Seriously unwell patients will have physio in ICU, and people with respiratory secretion problems (like moving phlegm, which is around 30 percent of patients, Eastwood says) will also be seen in hospital. But patients who’ve managed the illness at home may need physio treatment.
“You can actually do a lot over a telehealth session. While people often think physios are mostly hands-on, our skill set is actually in communication and education; talking people through things and our observation skills. And all of those can be used very well through telehealth,” says Eastwood.
“I do respiratory breathing sessions over telehealth, and I’m surprised at how much I can see of the patient – whether they’re using their chest or their stomach to breathe. That’s a big one post-Covid, the calm breathing pattern – trying to get your breathing back to a nice regular pattern, or it can be shallow for quite a while.”
Dr Mark Fulcher, a sports and exercise physician at Axis Sports Medicine in Auckland, says his practice is operating almost at “business as usual” – but it’s being delivered in a different way.
“We’re still seeing patients, doing diagnoses, and sending people off to scans – but almost all of that is through telehealth. We usually see people out of Auckland, so about five percent [of consultations] were through telehealth before.
“From a sports medicine doctor’s point of view, you can still be pretty effective. About 80 percent of patient diagnosis is through conversation, asking how you’re feeling, how things have changed over time.
“The biggest impact is on physios, because a lot of their treatment is hands-on. But I think the physiotherapy science is now around exercise prescription.”
Under Level 3, only an ‘urgent care’ patient can have face-to-face treatment from a physio. The Ministry of Health defines urgent care as a condition that is life or limb-threatening, where treatment is required to maintain the basic necessities of life, or treatment that can’t be delayed without risk of significant harm, or permanent or significant disability.
“If someone ruptures their achilles tendon, that’s a diagnosis you really can’t make over the phone,” Fulcher explains. “If you miss it, it will have a long-term impact on that person’s health. They may not be about to lose that limb, but it could have a significant and profound impact on their life.
“Another thing we’ve seen a bit of is people with sciatica, in severe leg pain. An injection can make a tangible difference to their lives.”
Fulcher has been to three Olympics as a New Zealand team doctor, and is now the medical director for New Zealand Football. Athletes in isolation have been doing Zoom sessions with trainers and physios to ensure they are on top of their fitness and health.
“Their problem lies ahead, with increased training loads when they finally go back to competition. Sports have to make sure there are sufficient lead-in times to competing again,” he says.
Fulcher believes this pandemic will influence the way New Zealanders are seen for injuries and illness from now on.
“In the last two weeks I’ve seen half a dozen patients from the Coromandel on video calls and they love it. Before I would have said ‘you have to come up to Auckland’, but I’ll never do that now,” he says.
“They might have to come in for the first consultation and a scan.
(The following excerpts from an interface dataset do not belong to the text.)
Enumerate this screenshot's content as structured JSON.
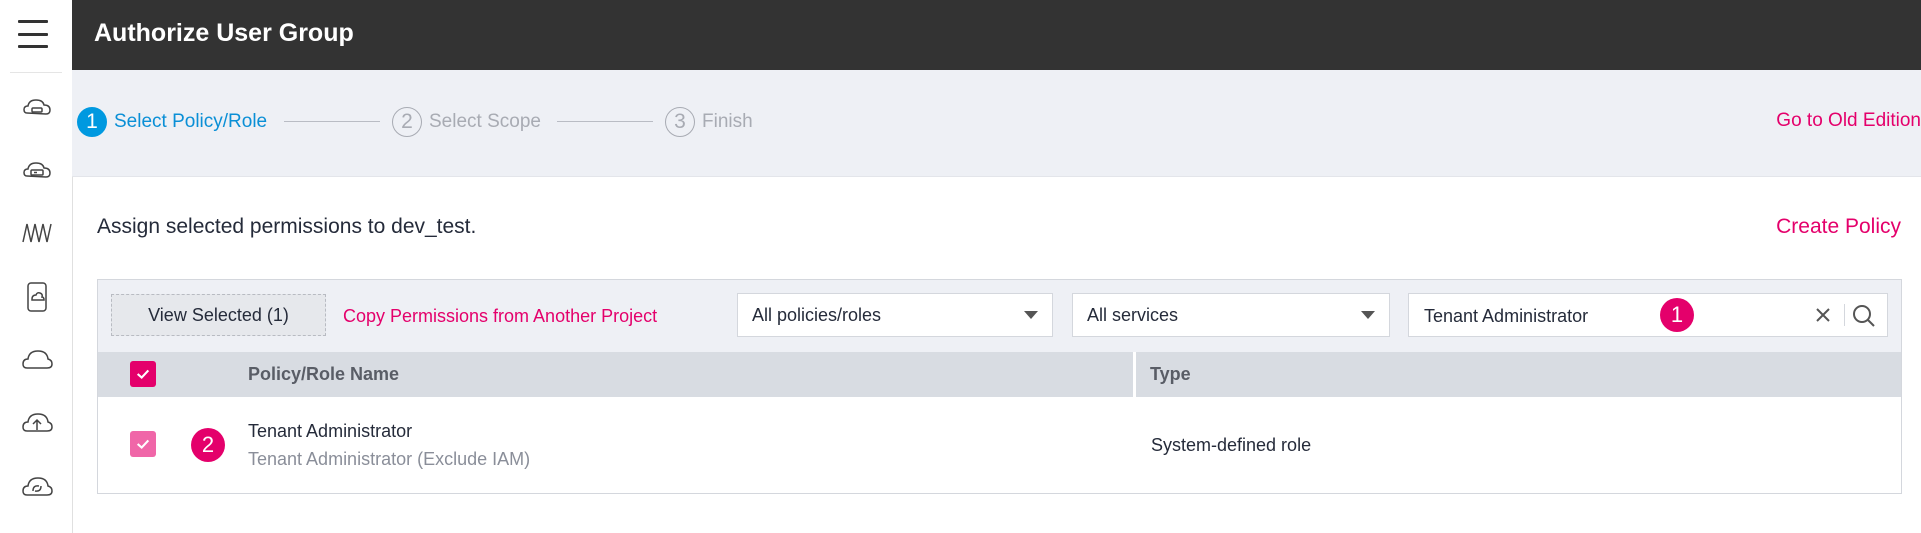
{
  "sidebar": {
    "icons": [
      "menu-icon",
      "cloud-server-icon",
      "storage-disk-icon",
      "network-icon",
      "phone-device-icon",
      "cloud-icon",
      "cloud-upload-icon",
      "cloud-sync-icon"
    ]
  },
  "header": {
    "title": "Authorize User Group"
  },
  "steps": [
    {
      "number": "1",
      "label": "Select Policy/Role",
      "active": true
    },
    {
      "number": "2",
      "label": "Select Scope",
      "active": false
    },
    {
      "number": "3",
      "label": "Finish",
      "active": false
    }
  ],
  "old_edition_link": "Go to Old Edition",
  "assign_text": "Assign selected permissions to dev_test.",
  "create_policy_link": "Create Policy",
  "toolbar": {
    "view_selected": "View Selected (1)",
    "copy_permissions": "Copy Permissions from Another Project",
    "policy_filter": "All policies/roles",
    "service_filter": "All services",
    "search_value": "Tenant Administrator",
    "search_badge": "1"
  },
  "table": {
    "headers": {
      "name": "Policy/Role Name",
      "type": "Type"
    },
    "rows": [
      {
        "badge": "2",
        "name": "Tenant Administrator",
        "description": "Tenant Administrator (Exclude IAM)",
        "type": "System-defined role",
        "checked": true
      }
    ]
  },
  "colors": {
    "accent": "#e4006b",
    "step_active": "#0099e0",
    "header_bg": "#333333"
  }
}
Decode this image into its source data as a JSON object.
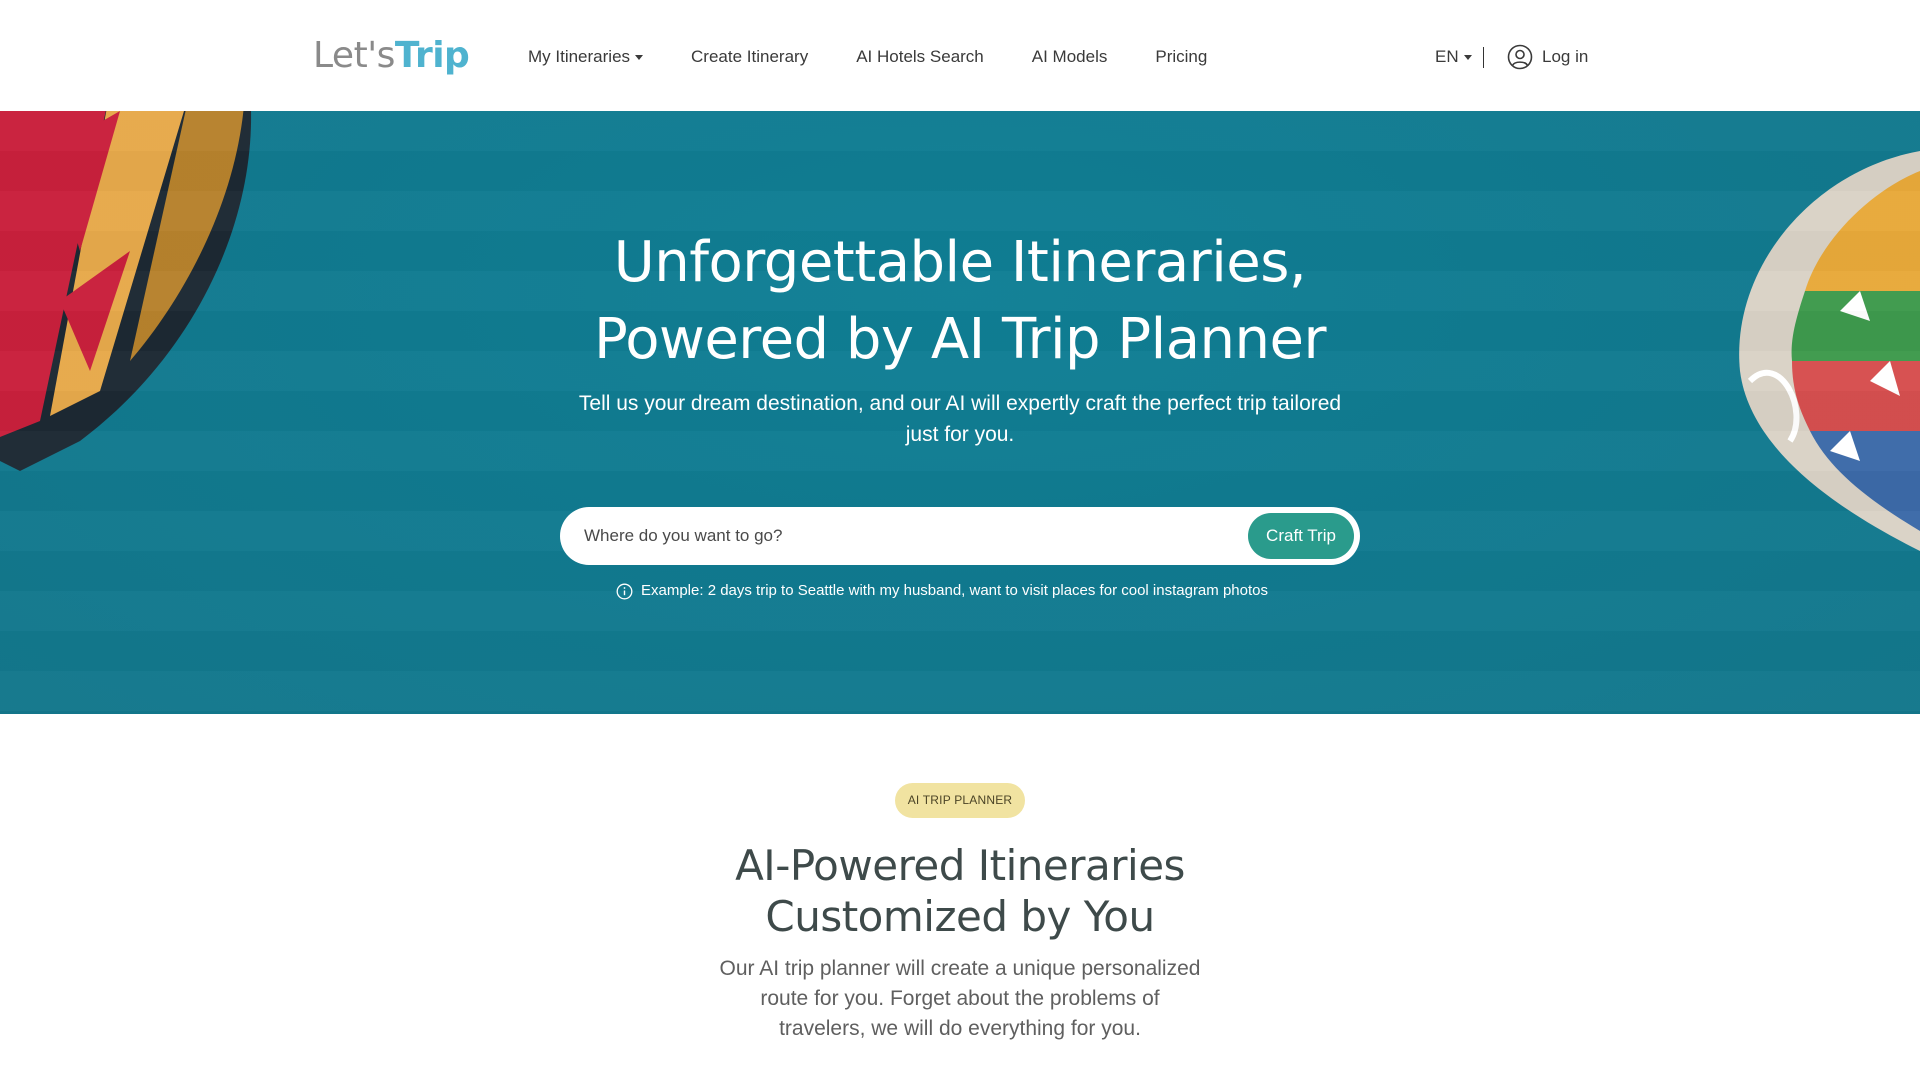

But I can’t really see the point in making them drive across the city, then sit in the waiting room just to review an MRI scan. So that will be a tangible change.”
Liz Binns also hopes telehealth becomes “a normal mechanism in our healthcare”.
“On the West Coast, there would be handful of physiotherapists available. With telehealth, people who live there can immediately access physiotherapy help instead of driving for hours to see someone. It removes the access issue,” she says.
Throughout Levels 3 and 4, ACC are funding telehealth sessions as they would a face-to-face consultation.
Binns doesn’t know yet whether physios will be able to return to in-person meetings with patients at Level 2. But she encourages people in need of treatment to seek help now.
“If you put off being treated for something, it can get worse with time. The longer you wait, the more difficult it will be to treat.”